**ACTION ITEM:** What is needed is a word-for-word restatement of all the entries.

**RECORDED INFORMATION:**
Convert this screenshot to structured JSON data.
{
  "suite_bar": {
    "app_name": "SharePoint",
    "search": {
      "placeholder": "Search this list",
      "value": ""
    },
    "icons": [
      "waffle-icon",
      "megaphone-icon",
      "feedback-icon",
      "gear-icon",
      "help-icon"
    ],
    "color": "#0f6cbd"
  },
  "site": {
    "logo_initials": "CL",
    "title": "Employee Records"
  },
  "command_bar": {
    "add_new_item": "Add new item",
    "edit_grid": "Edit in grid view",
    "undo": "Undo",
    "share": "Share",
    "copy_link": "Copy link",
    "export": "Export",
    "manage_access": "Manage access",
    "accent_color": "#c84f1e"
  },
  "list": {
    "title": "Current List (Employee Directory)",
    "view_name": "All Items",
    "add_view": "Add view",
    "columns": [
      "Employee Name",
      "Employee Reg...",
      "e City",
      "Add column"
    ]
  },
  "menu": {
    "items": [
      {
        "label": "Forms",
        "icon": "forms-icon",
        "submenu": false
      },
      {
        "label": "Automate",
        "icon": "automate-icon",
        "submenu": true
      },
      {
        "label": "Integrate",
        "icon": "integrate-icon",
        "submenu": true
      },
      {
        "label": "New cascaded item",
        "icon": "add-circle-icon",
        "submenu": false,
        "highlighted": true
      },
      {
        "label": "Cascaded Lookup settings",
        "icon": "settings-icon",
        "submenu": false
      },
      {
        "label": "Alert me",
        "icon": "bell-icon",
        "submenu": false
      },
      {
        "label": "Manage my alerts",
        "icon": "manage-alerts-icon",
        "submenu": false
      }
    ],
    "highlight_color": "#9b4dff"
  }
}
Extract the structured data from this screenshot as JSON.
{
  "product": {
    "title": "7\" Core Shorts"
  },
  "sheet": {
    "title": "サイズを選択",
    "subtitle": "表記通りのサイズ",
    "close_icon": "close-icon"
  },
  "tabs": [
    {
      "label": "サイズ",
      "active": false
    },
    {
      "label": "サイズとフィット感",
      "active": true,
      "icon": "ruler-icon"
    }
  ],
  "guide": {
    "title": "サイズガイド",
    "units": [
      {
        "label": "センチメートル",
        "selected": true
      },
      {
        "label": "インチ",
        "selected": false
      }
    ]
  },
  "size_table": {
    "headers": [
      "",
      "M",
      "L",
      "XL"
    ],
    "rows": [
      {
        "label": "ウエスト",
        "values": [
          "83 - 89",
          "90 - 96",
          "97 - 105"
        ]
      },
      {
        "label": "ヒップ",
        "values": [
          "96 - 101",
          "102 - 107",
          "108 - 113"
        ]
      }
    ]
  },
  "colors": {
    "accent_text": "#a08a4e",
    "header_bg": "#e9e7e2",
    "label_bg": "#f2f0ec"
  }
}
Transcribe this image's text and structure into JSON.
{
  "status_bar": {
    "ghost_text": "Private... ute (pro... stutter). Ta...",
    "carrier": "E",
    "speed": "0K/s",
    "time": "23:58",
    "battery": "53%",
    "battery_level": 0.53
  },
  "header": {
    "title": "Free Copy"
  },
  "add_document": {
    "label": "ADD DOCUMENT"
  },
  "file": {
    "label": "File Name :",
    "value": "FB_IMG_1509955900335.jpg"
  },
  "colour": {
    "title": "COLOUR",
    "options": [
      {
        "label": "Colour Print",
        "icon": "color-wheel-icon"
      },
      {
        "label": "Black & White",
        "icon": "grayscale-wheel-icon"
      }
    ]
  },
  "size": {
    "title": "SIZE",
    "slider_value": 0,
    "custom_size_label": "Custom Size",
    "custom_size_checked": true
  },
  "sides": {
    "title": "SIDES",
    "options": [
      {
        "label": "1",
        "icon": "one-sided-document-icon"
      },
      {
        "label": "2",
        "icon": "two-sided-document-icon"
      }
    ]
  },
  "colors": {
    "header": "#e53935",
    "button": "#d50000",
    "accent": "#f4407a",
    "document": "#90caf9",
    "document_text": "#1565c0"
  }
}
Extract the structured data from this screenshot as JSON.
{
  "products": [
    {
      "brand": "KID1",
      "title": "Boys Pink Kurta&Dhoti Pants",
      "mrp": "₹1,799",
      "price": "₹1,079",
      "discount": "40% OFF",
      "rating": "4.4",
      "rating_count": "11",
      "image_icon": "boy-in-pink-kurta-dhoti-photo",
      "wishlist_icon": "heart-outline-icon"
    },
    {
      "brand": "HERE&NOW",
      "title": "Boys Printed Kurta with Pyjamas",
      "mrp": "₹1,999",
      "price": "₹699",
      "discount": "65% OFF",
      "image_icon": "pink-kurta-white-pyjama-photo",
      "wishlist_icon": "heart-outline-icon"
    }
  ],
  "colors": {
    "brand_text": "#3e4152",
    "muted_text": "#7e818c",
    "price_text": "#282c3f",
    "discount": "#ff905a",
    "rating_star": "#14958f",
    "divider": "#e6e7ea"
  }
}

**FINISHED TASK:**
Convert this screenshot to structured JSON data.
{
  "suite_bar": {
    "app_name": "SharePoint",
    "search": {
      "placeholder": "Search this list",
      "value": ""
    },
    "icons": [
      "waffle-icon",
      "megaphone-icon",
      "feedback-icon",
      "gear-icon",
      "help-icon"
    ],
    "color": "#0f6cbd"
  },
  "site": {
    "logo_initials": "CL",
    "title": "Employee Records"
  },
  "command_bar": {
    "add_new_item": "Add new item",
    "edit_grid": "Edit in grid view",
    "undo": "Undo",
    "share": "Share",
    "copy_link": "Copy link",
    "export": "Export",
    "manage_access": "Manage access",
    "accent_color": "#c84f1e"
  },
  "list": {
    "title": "Current List (Employee Directory)",
    "view_name": "All Items",
    "add_view": "Add view",
    "columns": [
      "Employee Name",
      "Employee Reg...",
      "e City",
      "Add column"
    ]
  },
  "menu": {
    "items": [
      {
        "label": "Forms",
        "icon": "forms-icon",
        "submenu": false
      },
      {
        "label": "Automate",
        "icon": "automate-icon",
        "submenu": true
      },
      {
        "label": "Integrate",
        "icon": "integrate-icon",
        "submenu": true
      },
      {
        "label": "New cascaded item",
        "icon": "add-circle-icon",
        "submenu": false,
        "highlighted": true
      },
      {
        "label": "Cascaded Lookup settings",
        "icon": "settings-icon",
        "submenu": false
      },
      {
        "label": "Alert me",
        "icon": "bell-icon",
        "submenu": false
      },
      {
        "label": "Manage my alerts",
        "icon": "manage-alerts-icon",
        "submenu": false
      }
    ],
    "highlight_color": "#9b4dff"
  }
}
Extract the structured data from this screenshot as JSON.
{
  "product": {
    "title": "7\" Core Shorts"
  },
  "sheet": {
    "title": "サイズを選択",
    "subtitle": "表記通りのサイズ",
    "close_icon": "close-icon"
  },
  "tabs": [
    {
      "label": "サイズ",
      "active": false
    },
    {
      "label": "サイズとフィット感",
      "active": true,
      "icon": "ruler-icon"
    }
  ],
  "guide": {
    "title": "サイズガイド",
    "units": [
      {
        "label": "センチメートル",
        "selected": true
      },
      {
        "label": "インチ",
        "selected": false
      }
    ]
  },
  "size_table": {
    "headers": [
      "",
      "M",
      "L",
      "XL"
    ],
    "rows": [
      {
        "label": "ウエスト",
        "values": [
          "83 - 89",
          "90 - 96",
          "97 - 105"
        ]
      },
      {
        "label": "ヒップ",
        "values": [
          "96 - 101",
          "102 - 107",
          "108 - 113"
        ]
      }
    ]
  },
  "colors": {
    "accent_text": "#a08a4e",
    "header_bg": "#e9e7e2",
    "label_bg": "#f2f0ec"
  }
}
Transcribe this image's text and structure into JSON.
{
  "status_bar": {
    "ghost_text": "Private... ute (pro... stutter). Ta...",
    "carrier": "E",
    "speed": "0K/s",
    "time": "23:58",
    "battery": "53%",
    "battery_level": 0.53
  },
  "header": {
    "title": "Free Copy"
  },
  "add_document": {
    "label": "ADD DOCUMENT"
  },
  "file": {
    "label": "File Name :",
    "value": "FB_IMG_1509955900335.jpg"
  },
  "colour": {
    "title": "COLOUR",
    "options": [
      {
        "label": "Colour Print",
        "icon": "color-wheel-icon"
      },
      {
        "label": "Black & White",
        "icon": "grayscale-wheel-icon"
      }
    ]
  },
  "size": {
    "title": "SIZE",
    "slider_value": 0,
    "custom_size_label": "Custom Size",
    "custom_size_checked": true
  },
  "sides": {
    "title": "SIDES",
    "options": [
      {
        "label": "1",
        "icon": "one-sided-document-icon"
      },
      {
        "label": "2",
        "icon": "two-sided-document-icon"
      }
    ]
  },
  "colors": {
    "header": "#e53935",
    "button": "#d50000",
    "accent": "#f4407a",
    "document": "#90caf9",
    "document_text": "#1565c0"
  }
}
Extract the structured data from this screenshot as JSON.
{
  "products": [
    {
      "brand": "KID1",
      "title": "Boys Pink Kurta&Dhoti Pants",
      "mrp": "₹1,799",
      "price": "₹1,079",
      "discount": "40% OFF",
      "rating": "4.4",
      "rating_count": "11",
      "image_icon": "boy-in-pink-kurta-dhoti-photo",
      "wishlist_icon": "heart-outline-icon"
    },
    {
      "brand": "HERE&NOW",
      "title": "Boys Printed Kurta with Pyjamas",
      "mrp": "₹1,999",
      "price": "₹699",
      "discount": "65% OFF",
      "image_icon": "pink-kurta-white-pyjama-photo",
      "wishlist_icon": "heart-outline-icon"
    }
  ],
  "colors": {
    "brand_text": "#3e4152",
    "muted_text": "#7e818c",
    "price_text": "#282c3f",
    "discount": "#ff905a",
    "rating_star": "#14958f",
    "divider": "#e6e7ea"
  }
}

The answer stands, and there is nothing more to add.